1. Why are line-OEEs below 90 percent?
2. Why is throughput time 10 to 30 longer than actual process time?
3. Why don’t all operators follow a standardized work pattern?
Pharma executives reply with rational-sounding explanations, such as that change-over times and campaign sizes limit the flow, they face quality constraints, and that unforeseeable events prevent further standardization of work.
LESSONS FROM AUTOMOTIVE
These explanations for inefficiency sound like those of automotive executives of 30 to 40 years ago. Yet today the car industry produces an exceptional variety of products in an ever more efficient way, with ever shorter delivery lead times and extremely high quality. Toyota assembles all the variants of more than one model on a single production line with a 97-99 percent run ratio (a kind of an OEE measurement), with virtually no buffer stocks, while achieving the best quality-performance in the industry, enabling them to offer five-year warranties in many markets.
It is reasonable to believe that Toyota would immediately address the poor OEE-levels of 10-60 percent in pharma. Just as automotive companies started to improve equipment effectiveness decades ago, pharmaceutical companies should now follow suit.
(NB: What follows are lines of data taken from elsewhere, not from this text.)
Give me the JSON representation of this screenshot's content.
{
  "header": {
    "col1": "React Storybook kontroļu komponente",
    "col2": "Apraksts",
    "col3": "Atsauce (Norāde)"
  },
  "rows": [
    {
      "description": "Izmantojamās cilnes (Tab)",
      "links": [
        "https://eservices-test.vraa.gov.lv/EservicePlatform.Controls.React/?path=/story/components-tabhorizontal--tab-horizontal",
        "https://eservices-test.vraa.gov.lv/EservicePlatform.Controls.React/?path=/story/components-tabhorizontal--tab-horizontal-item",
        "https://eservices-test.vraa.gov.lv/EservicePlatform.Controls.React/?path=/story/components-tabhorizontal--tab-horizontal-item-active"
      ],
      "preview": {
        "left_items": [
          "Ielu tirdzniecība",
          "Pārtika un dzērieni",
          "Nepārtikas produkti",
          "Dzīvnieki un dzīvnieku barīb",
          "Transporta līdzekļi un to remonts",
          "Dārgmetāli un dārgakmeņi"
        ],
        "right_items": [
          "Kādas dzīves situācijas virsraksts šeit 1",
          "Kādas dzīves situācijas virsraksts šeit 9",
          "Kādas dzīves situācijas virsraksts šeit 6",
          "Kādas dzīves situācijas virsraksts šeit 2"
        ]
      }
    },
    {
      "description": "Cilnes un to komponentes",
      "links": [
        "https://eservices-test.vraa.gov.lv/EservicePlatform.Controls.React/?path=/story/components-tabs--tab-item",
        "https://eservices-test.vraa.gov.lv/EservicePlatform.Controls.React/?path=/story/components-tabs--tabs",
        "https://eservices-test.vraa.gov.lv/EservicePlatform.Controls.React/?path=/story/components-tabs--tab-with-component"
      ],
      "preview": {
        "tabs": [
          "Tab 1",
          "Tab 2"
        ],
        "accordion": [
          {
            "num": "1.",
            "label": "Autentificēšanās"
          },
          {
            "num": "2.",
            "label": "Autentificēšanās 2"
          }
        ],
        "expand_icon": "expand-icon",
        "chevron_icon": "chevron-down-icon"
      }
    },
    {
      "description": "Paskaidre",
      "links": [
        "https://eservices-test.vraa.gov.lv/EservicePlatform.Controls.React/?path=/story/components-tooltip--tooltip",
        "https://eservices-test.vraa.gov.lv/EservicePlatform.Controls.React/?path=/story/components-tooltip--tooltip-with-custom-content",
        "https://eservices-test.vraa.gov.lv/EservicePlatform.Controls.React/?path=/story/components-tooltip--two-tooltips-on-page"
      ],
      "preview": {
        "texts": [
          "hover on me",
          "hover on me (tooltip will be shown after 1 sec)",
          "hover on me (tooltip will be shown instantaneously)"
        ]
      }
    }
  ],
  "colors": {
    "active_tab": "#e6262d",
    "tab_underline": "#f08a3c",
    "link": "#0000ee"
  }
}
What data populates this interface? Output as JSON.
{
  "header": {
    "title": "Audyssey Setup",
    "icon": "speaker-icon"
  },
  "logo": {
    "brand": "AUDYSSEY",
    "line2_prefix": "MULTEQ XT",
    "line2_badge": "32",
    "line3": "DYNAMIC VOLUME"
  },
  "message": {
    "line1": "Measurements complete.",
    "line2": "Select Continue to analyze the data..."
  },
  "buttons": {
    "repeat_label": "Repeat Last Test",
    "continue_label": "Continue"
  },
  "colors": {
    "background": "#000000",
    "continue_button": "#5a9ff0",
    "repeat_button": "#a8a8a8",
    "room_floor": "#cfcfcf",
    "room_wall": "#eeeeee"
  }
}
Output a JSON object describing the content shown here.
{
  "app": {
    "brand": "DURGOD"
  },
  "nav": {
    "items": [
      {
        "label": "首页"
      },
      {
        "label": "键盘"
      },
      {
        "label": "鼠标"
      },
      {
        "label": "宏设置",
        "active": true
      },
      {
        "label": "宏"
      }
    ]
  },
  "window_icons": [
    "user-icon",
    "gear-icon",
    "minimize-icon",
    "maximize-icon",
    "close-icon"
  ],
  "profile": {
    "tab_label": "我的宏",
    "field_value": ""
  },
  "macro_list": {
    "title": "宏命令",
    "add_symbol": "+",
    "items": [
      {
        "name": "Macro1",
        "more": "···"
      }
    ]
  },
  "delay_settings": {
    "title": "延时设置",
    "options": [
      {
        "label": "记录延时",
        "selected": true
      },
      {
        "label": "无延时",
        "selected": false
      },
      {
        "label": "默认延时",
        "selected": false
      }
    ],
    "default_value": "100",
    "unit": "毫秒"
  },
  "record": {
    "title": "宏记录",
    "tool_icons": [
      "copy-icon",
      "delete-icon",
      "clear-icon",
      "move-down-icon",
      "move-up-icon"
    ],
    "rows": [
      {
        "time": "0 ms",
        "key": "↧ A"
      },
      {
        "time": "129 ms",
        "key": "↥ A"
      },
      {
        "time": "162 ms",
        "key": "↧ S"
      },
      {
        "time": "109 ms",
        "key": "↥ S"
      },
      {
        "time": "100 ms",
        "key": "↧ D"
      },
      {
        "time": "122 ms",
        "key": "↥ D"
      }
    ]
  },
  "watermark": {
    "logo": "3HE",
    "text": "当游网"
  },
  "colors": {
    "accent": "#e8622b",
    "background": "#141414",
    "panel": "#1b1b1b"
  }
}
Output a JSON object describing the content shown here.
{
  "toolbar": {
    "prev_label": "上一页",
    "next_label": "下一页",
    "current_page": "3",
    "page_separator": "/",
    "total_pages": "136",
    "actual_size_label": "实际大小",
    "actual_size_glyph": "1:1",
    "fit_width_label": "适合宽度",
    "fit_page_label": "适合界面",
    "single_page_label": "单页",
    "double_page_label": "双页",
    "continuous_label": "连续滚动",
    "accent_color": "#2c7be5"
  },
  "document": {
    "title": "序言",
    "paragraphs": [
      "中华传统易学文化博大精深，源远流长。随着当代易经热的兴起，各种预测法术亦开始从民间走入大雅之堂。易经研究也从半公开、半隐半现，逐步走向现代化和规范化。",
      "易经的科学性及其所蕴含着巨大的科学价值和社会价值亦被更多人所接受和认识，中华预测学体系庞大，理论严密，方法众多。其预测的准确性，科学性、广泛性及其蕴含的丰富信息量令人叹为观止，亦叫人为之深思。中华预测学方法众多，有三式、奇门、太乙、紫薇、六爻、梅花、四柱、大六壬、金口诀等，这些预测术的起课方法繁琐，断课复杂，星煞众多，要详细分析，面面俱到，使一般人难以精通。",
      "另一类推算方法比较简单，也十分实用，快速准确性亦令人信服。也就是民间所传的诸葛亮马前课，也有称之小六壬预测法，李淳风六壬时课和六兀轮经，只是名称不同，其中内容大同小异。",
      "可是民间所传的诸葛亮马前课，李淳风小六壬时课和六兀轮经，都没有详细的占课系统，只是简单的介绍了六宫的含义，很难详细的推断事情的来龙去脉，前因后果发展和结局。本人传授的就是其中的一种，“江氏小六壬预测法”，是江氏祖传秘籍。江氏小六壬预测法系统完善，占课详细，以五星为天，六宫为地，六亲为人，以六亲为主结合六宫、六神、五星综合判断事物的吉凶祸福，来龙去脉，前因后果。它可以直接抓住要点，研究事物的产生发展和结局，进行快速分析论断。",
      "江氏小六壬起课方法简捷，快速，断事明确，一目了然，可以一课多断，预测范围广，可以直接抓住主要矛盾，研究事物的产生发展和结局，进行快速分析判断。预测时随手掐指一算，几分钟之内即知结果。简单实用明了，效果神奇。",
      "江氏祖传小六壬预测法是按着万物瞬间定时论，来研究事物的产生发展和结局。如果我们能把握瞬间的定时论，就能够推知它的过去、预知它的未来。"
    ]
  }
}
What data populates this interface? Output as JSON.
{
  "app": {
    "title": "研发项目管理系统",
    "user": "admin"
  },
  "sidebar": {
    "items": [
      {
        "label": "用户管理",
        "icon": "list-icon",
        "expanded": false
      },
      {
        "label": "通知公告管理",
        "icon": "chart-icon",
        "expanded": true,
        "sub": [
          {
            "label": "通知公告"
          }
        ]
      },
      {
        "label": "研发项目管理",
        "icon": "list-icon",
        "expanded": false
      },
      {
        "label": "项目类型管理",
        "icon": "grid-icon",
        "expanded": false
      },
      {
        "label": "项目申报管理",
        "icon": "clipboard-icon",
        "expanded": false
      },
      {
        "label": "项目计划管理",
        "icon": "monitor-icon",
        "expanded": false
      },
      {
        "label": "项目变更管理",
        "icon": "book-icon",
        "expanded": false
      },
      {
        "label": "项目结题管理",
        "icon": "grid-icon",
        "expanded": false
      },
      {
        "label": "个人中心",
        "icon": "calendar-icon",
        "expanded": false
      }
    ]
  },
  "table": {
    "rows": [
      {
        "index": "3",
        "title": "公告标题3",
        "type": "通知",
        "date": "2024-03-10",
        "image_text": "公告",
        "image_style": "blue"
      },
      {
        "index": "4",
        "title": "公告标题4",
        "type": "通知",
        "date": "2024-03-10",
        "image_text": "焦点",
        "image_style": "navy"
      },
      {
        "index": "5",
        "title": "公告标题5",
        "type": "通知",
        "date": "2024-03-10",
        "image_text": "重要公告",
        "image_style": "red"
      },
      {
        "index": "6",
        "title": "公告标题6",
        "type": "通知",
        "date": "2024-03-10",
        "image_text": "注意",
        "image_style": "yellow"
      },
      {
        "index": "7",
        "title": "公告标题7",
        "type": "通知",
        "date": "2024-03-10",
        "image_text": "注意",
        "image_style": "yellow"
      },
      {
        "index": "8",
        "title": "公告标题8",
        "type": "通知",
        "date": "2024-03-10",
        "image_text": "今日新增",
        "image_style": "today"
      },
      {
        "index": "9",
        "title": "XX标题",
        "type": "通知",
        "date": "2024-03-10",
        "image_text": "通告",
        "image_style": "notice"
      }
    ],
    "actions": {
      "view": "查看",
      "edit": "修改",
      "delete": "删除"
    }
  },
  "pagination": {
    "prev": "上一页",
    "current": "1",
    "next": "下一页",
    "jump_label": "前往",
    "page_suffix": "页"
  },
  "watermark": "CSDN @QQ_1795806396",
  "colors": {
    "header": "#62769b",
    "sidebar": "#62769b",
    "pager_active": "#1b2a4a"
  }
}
Toyota would not accept a product spending more than 30 days in a manufacturing facility. They aspire to get production down to pure processing time. Production would be controlled by pull to minimize work-in-process levels. Quality checks would be built into the process via error-proofing, and confirmation would be done in real time, leading to immediate release on receipt of any test needing incubation time.
Finally, by no means would Toyota allow non-standardized work execution. Standardized work is the basis of performance and improvement. Every process — be it a quality test, a changeover or a line replenishment — would be torn down to its basic elements. These would be sequenced and put onto a timeline, and managers would meticulously verify adherence to standards.
When Mr. Toyoda, former president of Toyota Europe, grandson of the founder and now the head of Toyota, visited the assembly plant in France a couple of years ago, he complained that operators did not follow standardized work processes. Indeed, during the plant tour, he stopped on the line, opened the standardized work manual for the position, and verified second-by-second that the operator performed the job according to its specified elements.
In what other industry does the head of the corporation take the time to investigate how a process is executed on the factory floor? Or pause long enough to ask why an operator handled a bolt with his right hand instead of his left?
What nobody thought possible in the automotive industry 50 years ago came true as one leader emerged. Pharmaceutical executives should aspire to excel on cost, service and quality and move away from the current “either-or” mindset.
Those with the courage to look firsthand at their operations — and the imagination to find the solutions to remove waste and variability from the processes and production system as a whole — will become leaders in their industry.